Roe’s memoirs and original letters are available for perusal at the British Library, and they prove an engaging read. While his memoirs are part of the Western Manuscripts collection, which I have blogged about previously, his letters are in the East India Company archive in the India Office Records. This in itself reflects the two cultural spaces Roe traversed and the engagement between them he sought to establish and nurture.
One of the topics often raised by Roe in his letters is the subject of saleable items at court. Roe was after all a merchant ambassador seeking to secure a trade agreement with the Mughals. In his letters we see lists of items deemed popular and saleable to the Indian court.
Roe also includes copious lists of presents. Mughal court protocol required visiting diplomats to present a gift to the Emperor. Roe’s letters accordingly include details of suitable gifts to be sent by the East India Company that he might impress the Emperor Jahangir. Although in his memoirs and letters Roe would lament the “bribery” of having to give so many presents, as envoy he recognised the importance of the protocol to the Mughal court and sought to fulfill it.

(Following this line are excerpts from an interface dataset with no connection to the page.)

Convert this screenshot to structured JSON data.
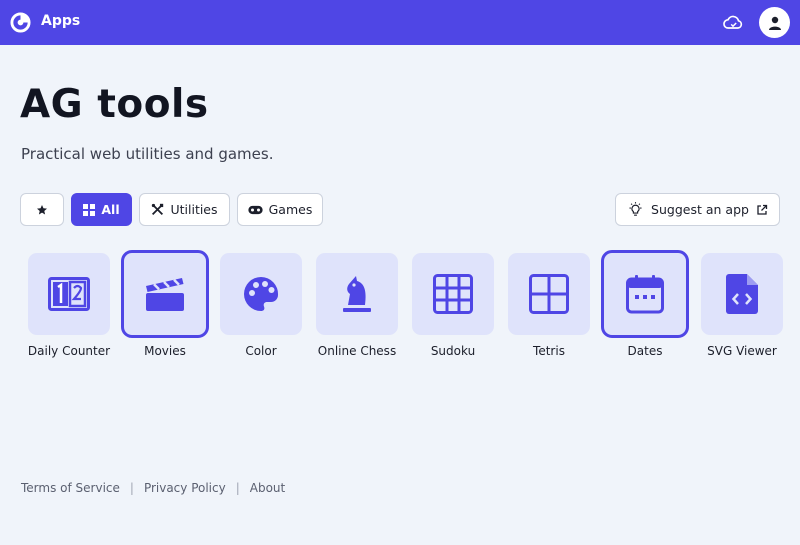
{
  "header": {
    "title": "Apps",
    "logo_icon": "pie-logo-icon",
    "cloud_icon": "cloud-sync-icon",
    "avatar_icon": "user-icon"
  },
  "main": {
    "title": "AG tools",
    "subtitle": "Practical web utilities and games."
  },
  "filters": [
    {
      "label": "",
      "icon": "star-icon",
      "active": false
    },
    {
      "label": "All",
      "icon": "grid-icon",
      "active": true
    },
    {
      "label": "Utilities",
      "icon": "tools-icon",
      "active": false
    },
    {
      "label": "Games",
      "icon": "gamepad-icon",
      "active": false
    }
  ],
  "suggest": {
    "label": "Suggest an app",
    "icon": "lightbulb-icon",
    "external_icon": "external-link-icon"
  },
  "apps": [
    {
      "label": "Daily Counter",
      "icon": "counter-icon",
      "selected": false
    },
    {
      "label": "Movies",
      "icon": "clapperboard-icon",
      "selected": true
    },
    {
      "label": "Color",
      "icon": "palette-icon",
      "selected": false
    },
    {
      "label": "Online Chess",
      "icon": "chess-knight-icon",
      "selected": false
    },
    {
      "label": "Sudoku",
      "icon": "sudoku-grid-icon",
      "selected": false
    },
    {
      "label": "Tetris",
      "icon": "tetris-grid-icon",
      "selected": false
    },
    {
      "label": "Dates",
      "icon": "calendar-icon",
      "selected": true
    },
    {
      "label": "SVG Viewer",
      "icon": "svg-file-icon",
      "selected": false
    }
  ],
  "footer": {
    "terms": "Terms of Service",
    "privacy": "Privacy Policy",
    "about": "About",
    "separator": "|"
  },
  "colors": {
    "accent": "#4f46e5",
    "tile_bg": "#dfe3fb",
    "page_bg": "#f0f4fa"
  }
}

Roe would not manage to secure the trade agreement he sought, ultimately returning to England empty-handed in 1619. The Mughals were among the most powerful and wealthy empires in the early modern world, and our less influential English isle had little to tempt them with. Yet the ambassador’s letters reveal both the diplomatic efforts he invested in his embassy as well as his meticulous mind as a merchant in identifying commodities to sell, gift and, albeit unsuccessfully, entice the Mughals with.
Four centuries on we can look back upon a dramatic, impactful and often fraught history of Anglo-Indian relations that Roe is unlikely to have envisaged, but certainly was among the crucial first actors to play in. As we recall that momentous embassy today, the manuscripts at the British Library are a perfect place to start to explore the historic journey.

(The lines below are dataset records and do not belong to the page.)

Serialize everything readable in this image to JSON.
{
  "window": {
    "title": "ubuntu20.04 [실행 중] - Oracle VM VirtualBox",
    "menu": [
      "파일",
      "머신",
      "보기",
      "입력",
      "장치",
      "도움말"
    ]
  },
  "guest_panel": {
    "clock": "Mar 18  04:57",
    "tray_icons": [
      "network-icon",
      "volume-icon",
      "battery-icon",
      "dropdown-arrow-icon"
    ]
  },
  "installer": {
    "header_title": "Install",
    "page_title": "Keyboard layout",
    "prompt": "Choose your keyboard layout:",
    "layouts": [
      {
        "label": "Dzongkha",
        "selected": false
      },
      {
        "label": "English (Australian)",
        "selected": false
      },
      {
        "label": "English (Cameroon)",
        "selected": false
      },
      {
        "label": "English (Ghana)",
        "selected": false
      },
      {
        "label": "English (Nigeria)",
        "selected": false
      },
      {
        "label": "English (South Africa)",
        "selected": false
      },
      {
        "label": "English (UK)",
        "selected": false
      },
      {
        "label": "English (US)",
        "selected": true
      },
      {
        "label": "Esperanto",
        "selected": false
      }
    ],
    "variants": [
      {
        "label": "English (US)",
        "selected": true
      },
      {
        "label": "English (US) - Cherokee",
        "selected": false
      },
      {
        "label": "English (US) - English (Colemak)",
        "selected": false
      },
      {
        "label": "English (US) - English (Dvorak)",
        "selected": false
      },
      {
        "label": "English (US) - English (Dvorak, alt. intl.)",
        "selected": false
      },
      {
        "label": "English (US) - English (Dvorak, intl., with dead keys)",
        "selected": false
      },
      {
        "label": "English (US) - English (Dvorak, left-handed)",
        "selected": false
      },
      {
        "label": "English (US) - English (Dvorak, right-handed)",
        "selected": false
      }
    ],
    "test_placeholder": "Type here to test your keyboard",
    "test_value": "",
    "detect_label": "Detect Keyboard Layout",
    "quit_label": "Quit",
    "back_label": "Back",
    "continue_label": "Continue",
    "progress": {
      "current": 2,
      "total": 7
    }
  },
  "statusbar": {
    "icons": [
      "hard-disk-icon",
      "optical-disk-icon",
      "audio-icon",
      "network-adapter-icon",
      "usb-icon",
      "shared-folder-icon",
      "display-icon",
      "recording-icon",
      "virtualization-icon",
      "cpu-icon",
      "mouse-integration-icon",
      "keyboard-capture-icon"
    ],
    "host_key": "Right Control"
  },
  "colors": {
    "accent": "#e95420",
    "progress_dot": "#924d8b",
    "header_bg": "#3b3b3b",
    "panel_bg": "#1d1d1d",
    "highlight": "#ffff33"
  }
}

Doctoral researcher at the University of Liverpool
Her AHRC funded research explores early modern English encounters with Mughal Indian imperial femininity. She tweets @Lubaabanama.
Sir Thomas Roe’s journal 1615-1617 Add Ms 6115
Sir Thomas Roe’s letters in East India Company correspondence IOR/E/3/3-6
Sir Thomas Roe’s journal of his voyage to the East Indies Add Ms 19277